[Website and app data records]
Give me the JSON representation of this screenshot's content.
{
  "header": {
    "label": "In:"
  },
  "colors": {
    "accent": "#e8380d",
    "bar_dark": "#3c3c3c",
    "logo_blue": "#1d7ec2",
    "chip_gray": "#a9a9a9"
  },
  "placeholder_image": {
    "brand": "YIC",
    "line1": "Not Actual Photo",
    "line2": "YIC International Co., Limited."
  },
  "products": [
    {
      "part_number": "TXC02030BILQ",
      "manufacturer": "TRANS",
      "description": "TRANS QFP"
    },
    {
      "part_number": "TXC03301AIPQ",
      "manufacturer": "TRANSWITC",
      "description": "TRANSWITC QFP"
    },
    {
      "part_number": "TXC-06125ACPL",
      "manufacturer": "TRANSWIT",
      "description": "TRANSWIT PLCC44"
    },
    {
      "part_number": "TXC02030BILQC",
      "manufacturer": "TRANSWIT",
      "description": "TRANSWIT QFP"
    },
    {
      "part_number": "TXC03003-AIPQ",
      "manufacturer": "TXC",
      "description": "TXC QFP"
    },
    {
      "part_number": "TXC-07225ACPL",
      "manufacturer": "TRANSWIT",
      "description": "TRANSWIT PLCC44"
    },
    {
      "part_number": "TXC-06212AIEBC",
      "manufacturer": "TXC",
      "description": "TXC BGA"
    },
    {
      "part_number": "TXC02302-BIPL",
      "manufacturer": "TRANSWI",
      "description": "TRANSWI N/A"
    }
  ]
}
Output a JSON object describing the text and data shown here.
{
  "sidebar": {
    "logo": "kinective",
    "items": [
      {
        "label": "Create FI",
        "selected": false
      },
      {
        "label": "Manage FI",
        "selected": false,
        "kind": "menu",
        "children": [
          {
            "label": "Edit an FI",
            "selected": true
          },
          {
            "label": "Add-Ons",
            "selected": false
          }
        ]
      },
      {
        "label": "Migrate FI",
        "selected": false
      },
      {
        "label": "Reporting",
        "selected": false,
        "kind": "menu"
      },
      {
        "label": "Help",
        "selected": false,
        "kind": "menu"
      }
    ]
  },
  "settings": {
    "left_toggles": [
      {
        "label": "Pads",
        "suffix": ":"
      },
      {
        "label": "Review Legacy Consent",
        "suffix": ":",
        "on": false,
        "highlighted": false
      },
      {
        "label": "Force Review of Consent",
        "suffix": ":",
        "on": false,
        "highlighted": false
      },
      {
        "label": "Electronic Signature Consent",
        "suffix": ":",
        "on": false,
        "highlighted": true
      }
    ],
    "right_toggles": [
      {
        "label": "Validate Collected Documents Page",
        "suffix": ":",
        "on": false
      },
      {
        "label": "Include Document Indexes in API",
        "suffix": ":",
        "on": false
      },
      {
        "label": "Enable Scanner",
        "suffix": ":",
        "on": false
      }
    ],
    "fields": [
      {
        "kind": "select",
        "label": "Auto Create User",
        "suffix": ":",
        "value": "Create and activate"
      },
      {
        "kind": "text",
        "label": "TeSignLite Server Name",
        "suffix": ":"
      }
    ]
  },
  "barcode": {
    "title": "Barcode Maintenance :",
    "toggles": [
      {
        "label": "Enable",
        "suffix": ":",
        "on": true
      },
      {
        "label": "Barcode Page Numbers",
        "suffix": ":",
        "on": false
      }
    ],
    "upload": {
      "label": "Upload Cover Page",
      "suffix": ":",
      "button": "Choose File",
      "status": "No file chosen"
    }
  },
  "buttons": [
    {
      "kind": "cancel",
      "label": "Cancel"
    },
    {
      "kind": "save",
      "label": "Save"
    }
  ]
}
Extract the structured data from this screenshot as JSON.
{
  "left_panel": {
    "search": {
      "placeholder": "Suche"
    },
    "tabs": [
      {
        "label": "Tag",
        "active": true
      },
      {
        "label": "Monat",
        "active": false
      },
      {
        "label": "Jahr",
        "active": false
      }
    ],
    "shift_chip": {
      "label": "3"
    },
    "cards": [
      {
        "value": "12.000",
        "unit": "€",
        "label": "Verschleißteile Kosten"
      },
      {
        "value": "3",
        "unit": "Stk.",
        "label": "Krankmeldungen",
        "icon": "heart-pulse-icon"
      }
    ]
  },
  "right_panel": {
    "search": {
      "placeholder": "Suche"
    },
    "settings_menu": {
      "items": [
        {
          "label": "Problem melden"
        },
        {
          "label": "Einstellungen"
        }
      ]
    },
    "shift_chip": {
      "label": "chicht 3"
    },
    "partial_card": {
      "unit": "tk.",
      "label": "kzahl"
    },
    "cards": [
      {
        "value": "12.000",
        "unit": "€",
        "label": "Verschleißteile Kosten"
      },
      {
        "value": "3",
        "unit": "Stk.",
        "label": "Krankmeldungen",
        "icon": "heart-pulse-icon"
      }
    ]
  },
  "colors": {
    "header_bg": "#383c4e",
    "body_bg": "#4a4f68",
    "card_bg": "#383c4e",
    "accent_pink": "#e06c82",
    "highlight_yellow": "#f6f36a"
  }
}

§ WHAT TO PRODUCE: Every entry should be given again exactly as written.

§ OUTPUT OF THE TASK:
Give me the JSON representation of this screenshot's content.
{
  "header": {
    "label": "In:"
  },
  "colors": {
    "accent": "#e8380d",
    "bar_dark": "#3c3c3c",
    "logo_blue": "#1d7ec2",
    "chip_gray": "#a9a9a9"
  },
  "placeholder_image": {
    "brand": "YIC",
    "line1": "Not Actual Photo",
    "line2": "YIC International Co., Limited."
  },
  "products": [
    {
      "part_number": "TXC02030BILQ",
      "manufacturer": "TRANS",
      "description": "TRANS QFP"
    },
    {
      "part_number": "TXC03301AIPQ",
      "manufacturer": "TRANSWITC",
      "description": "TRANSWITC QFP"
    },
    {
      "part_number": "TXC-06125ACPL",
      "manufacturer": "TRANSWIT",
      "description": "TRANSWIT PLCC44"
    },
    {
      "part_number": "TXC02030BILQC",
      "manufacturer": "TRANSWIT",
      "description": "TRANSWIT QFP"
    },
    {
      "part_number": "TXC03003-AIPQ",
      "manufacturer": "TXC",
      "description": "TXC QFP"
    },
    {
      "part_number": "TXC-07225ACPL",
      "manufacturer": "TRANSWIT",
      "description": "TRANSWIT PLCC44"
    },
    {
      "part_number": "TXC-06212AIEBC",
      "manufacturer": "TXC",
      "description": "TXC BGA"
    },
    {
      "part_number": "TXC02302-BIPL",
      "manufacturer": "TRANSWI",
      "description": "TRANSWI N/A"
    }
  ]
}
Output a JSON object describing the text and data shown here.
{
  "sidebar": {
    "logo": "kinective",
    "items": [
      {
        "label": "Create FI",
        "selected": false
      },
      {
        "label": "Manage FI",
        "selected": false,
        "kind": "menu",
        "children": [
          {
            "label": "Edit an FI",
            "selected": true
          },
          {
            "label": "Add-Ons",
            "selected": false
          }
        ]
      },
      {
        "label": "Migrate FI",
        "selected": false
      },
      {
        "label": "Reporting",
        "selected": false,
        "kind": "menu"
      },
      {
        "label": "Help",
        "selected": false,
        "kind": "menu"
      }
    ]
  },
  "settings": {
    "left_toggles": [
      {
        "label": "Pads",
        "suffix": ":"
      },
      {
        "label": "Review Legacy Consent",
        "suffix": ":",
        "on": false,
        "highlighted": false
      },
      {
        "label": "Force Review of Consent",
        "suffix": ":",
        "on": false,
        "highlighted": false
      },
      {
        "label": "Electronic Signature Consent",
        "suffix": ":",
        "on": false,
        "highlighted": true
      }
    ],
    "right_toggles": [
      {
        "label": "Validate Collected Documents Page",
        "suffix": ":",
        "on": false
      },
      {
        "label": "Include Document Indexes in API",
        "suffix": ":",
        "on": false
      },
      {
        "label": "Enable Scanner",
        "suffix": ":",
        "on": false
      }
    ],
    "fields": [
      {
        "kind": "select",
        "label": "Auto Create User",
        "suffix": ":",
        "value": "Create and activate"
      },
      {
        "kind": "text",
        "label": "TeSignLite Server Name",
        "suffix": ":"
      }
    ]
  },
  "barcode": {
    "title": "Barcode Maintenance :",
    "toggles": [
      {
        "label": "Enable",
        "suffix": ":",
        "on": true
      },
      {
        "label": "Barcode Page Numbers",
        "suffix": ":",
        "on": false
      }
    ],
    "upload": {
      "label": "Upload Cover Page",
      "suffix": ":",
      "button": "Choose File",
      "status": "No file chosen"
    }
  },
  "buttons": [
    {
      "kind": "cancel",
      "label": "Cancel"
    },
    {
      "kind": "save",
      "label": "Save"
    }
  ]
}
Extract the structured data from this screenshot as JSON.
{
  "left_panel": {
    "search": {
      "placeholder": "Suche"
    },
    "tabs": [
      {
        "label": "Tag",
        "active": true
      },
      {
        "label": "Monat",
        "active": false
      },
      {
        "label": "Jahr",
        "active": false
      }
    ],
    "shift_chip": {
      "label": "3"
    },
    "cards": [
      {
        "value": "12.000",
        "unit": "€",
        "label": "Verschleißteile Kosten"
      },
      {
        "value": "3",
        "unit": "Stk.",
        "label": "Krankmeldungen",
        "icon": "heart-pulse-icon"
      }
    ]
  },
  "right_panel": {
    "search": {
      "placeholder": "Suche"
    },
    "settings_menu": {
      "items": [
        {
          "label": "Problem melden"
        },
        {
          "label": "Einstellungen"
        }
      ]
    },
    "shift_chip": {
      "label": "chicht 3"
    },
    "partial_card": {
      "unit": "tk.",
      "label": "kzahl"
    },
    "cards": [
      {
        "value": "12.000",
        "unit": "€",
        "label": "Verschleißteile Kosten"
      },
      {
        "value": "3",
        "unit": "Stk.",
        "label": "Krankmeldungen",
        "icon": "heart-pulse-icon"
      }
    ]
  },
  "colors": {
    "header_bg": "#383c4e",
    "body_bg": "#4a4f68",
    "card_bg": "#383c4e",
    "accent_pink": "#e06c82",
    "highlight_yellow": "#f6f36a"
  }
}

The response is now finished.